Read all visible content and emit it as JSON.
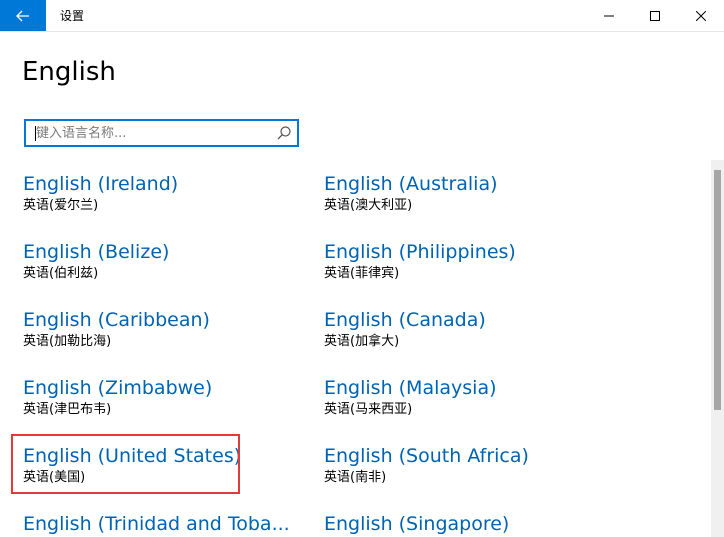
{
  "window": {
    "title": "设置",
    "back_icon": "arrow-left-icon",
    "minimize_icon": "minimize-icon",
    "maximize_icon": "maximize-icon",
    "close_icon": "close-icon",
    "accent_color": "#0078d7"
  },
  "page": {
    "heading": "English"
  },
  "search": {
    "placeholder": "键入语言名称...",
    "value": "",
    "icon": "search-icon"
  },
  "languages": {
    "col1": [
      {
        "name": "English (Ireland)",
        "native": "英语(爱尔兰)"
      },
      {
        "name": "English (Belize)",
        "native": "英语(伯利兹)"
      },
      {
        "name": "English (Caribbean)",
        "native": "英语(加勒比海)"
      },
      {
        "name": "English (Zimbabwe)",
        "native": "英语(津巴布韦)"
      },
      {
        "name": "English (United States)",
        "native": "英语(美国)"
      },
      {
        "name": "English (Trinidad and Toba...",
        "native": ""
      }
    ],
    "col2": [
      {
        "name": "English (Australia)",
        "native": "英语(澳大利亚)"
      },
      {
        "name": "English (Philippines)",
        "native": "英语(菲律宾)"
      },
      {
        "name": "English (Canada)",
        "native": "英语(加拿大)"
      },
      {
        "name": "English (Malaysia)",
        "native": "英语(马来西亚)"
      },
      {
        "name": "English (South Africa)",
        "native": "英语(南非)"
      },
      {
        "name": "English (Singapore)",
        "native": ""
      }
    ],
    "link_color": "#0063b1",
    "highlight_color": "#e03a3a"
  }
}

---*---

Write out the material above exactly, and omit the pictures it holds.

TASK SOLUTION -
Read all visible content and emit it as JSON.
{
  "window": {
    "title": "设置",
    "back_icon": "arrow-left-icon",
    "minimize_icon": "minimize-icon",
    "maximize_icon": "maximize-icon",
    "close_icon": "close-icon",
    "accent_color": "#0078d7"
  },
  "page": {
    "heading": "English"
  },
  "search": {
    "placeholder": "键入语言名称...",
    "value": "",
    "icon": "search-icon"
  },
  "languages": {
    "col1": [
      {
        "name": "English (Ireland)",
        "native": "英语(爱尔兰)"
      },
      {
        "name": "English (Belize)",
        "native": "英语(伯利兹)"
      },
      {
        "name": "English (Caribbean)",
        "native": "英语(加勒比海)"
      },
      {
        "name": "English (Zimbabwe)",
        "native": "英语(津巴布韦)"
      },
      {
        "name": "English (United States)",
        "native": "英语(美国)"
      },
      {
        "name": "English (Trinidad and Toba...",
        "native": ""
      }
    ],
    "col2": [
      {
        "name": "English (Australia)",
        "native": "英语(澳大利亚)"
      },
      {
        "name": "English (Philippines)",
        "native": "英语(菲律宾)"
      },
      {
        "name": "English (Canada)",
        "native": "英语(加拿大)"
      },
      {
        "name": "English (Malaysia)",
        "native": "英语(马来西亚)"
      },
      {
        "name": "English (South Africa)",
        "native": "英语(南非)"
      },
      {
        "name": "English (Singapore)",
        "native": ""
      }
    ],
    "link_color": "#0063b1",
    "highlight_color": "#e03a3a"
  }
}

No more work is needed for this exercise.